## TO DO:
Extract, from the records beneath this instruction, each line that contains the word "Aktion".

Collected data entries:
=== Begin Enclosure ===

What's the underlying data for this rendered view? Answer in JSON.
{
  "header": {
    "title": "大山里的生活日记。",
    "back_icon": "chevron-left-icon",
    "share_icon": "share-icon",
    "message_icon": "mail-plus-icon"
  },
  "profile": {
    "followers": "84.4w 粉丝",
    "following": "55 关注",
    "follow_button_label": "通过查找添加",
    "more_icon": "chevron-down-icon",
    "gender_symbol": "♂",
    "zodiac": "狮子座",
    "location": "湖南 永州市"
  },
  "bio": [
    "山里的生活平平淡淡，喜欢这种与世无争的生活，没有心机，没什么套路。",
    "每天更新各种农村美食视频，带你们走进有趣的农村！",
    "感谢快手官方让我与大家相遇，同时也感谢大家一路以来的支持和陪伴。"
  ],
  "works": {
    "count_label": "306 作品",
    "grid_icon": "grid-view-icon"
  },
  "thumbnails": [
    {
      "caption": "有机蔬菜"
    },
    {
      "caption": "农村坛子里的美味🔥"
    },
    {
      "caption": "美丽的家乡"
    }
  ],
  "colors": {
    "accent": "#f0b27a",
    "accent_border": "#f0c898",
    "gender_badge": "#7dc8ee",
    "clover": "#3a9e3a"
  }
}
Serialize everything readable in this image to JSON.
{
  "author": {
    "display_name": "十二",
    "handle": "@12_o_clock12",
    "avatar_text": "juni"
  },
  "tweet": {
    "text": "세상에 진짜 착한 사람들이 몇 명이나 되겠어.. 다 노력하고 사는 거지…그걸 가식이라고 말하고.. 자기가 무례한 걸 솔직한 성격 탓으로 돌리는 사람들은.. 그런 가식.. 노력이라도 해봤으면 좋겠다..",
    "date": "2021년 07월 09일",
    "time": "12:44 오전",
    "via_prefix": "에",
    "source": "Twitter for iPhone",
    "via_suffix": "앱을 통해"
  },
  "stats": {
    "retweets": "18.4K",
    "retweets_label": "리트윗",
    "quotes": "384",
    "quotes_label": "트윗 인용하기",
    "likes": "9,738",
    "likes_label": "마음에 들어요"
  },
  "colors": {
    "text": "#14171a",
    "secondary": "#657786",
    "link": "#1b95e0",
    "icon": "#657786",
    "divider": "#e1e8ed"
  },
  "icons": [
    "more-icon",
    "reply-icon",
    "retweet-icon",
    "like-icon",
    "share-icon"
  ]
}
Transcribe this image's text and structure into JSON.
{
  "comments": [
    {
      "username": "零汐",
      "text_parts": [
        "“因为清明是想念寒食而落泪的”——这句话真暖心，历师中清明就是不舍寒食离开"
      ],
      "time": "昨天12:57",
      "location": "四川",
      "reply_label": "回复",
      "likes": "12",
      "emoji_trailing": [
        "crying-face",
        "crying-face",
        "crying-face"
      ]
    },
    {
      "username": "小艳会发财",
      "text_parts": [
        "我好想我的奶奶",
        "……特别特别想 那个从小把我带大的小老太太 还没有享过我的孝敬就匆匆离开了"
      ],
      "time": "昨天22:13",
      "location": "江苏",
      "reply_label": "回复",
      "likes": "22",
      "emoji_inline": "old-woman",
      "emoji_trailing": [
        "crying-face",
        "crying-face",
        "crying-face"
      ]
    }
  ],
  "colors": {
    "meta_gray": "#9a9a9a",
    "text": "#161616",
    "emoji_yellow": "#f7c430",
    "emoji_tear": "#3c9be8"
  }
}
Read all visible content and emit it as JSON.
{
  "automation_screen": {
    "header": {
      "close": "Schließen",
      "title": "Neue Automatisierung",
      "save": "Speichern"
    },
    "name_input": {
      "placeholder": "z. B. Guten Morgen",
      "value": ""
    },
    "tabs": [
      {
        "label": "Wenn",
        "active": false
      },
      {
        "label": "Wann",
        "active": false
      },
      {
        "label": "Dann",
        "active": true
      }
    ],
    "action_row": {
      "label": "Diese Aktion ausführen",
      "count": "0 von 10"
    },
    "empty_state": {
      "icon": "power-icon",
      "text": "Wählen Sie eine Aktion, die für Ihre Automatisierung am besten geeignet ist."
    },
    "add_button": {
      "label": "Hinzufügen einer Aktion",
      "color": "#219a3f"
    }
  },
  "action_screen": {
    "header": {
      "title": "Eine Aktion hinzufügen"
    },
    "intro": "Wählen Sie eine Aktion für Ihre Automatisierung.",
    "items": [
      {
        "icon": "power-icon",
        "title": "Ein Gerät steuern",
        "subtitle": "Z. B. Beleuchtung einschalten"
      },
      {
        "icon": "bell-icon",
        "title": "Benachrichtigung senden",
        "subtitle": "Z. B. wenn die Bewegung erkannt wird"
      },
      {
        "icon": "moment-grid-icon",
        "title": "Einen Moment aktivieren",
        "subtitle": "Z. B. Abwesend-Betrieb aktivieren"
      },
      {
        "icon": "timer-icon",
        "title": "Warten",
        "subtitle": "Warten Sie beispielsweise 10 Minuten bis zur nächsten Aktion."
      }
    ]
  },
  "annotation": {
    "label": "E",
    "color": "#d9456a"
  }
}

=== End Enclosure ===

## THE ANSWER:
      "label": "Diese Aktion ausführen",
      "text": "Wählen Sie eine Aktion, die für Ihre Automatisierung am besten geeignet ist."
      "label": "Hinzufügen einer Aktion",
      "title": "Eine Aktion hinzufügen"
    "intro": "Wählen Sie eine Aktion für Ihre Automatisierung.",
        "subtitle": "Warten Sie beispielsweise 10 Minuten bis zur nächsten Aktion."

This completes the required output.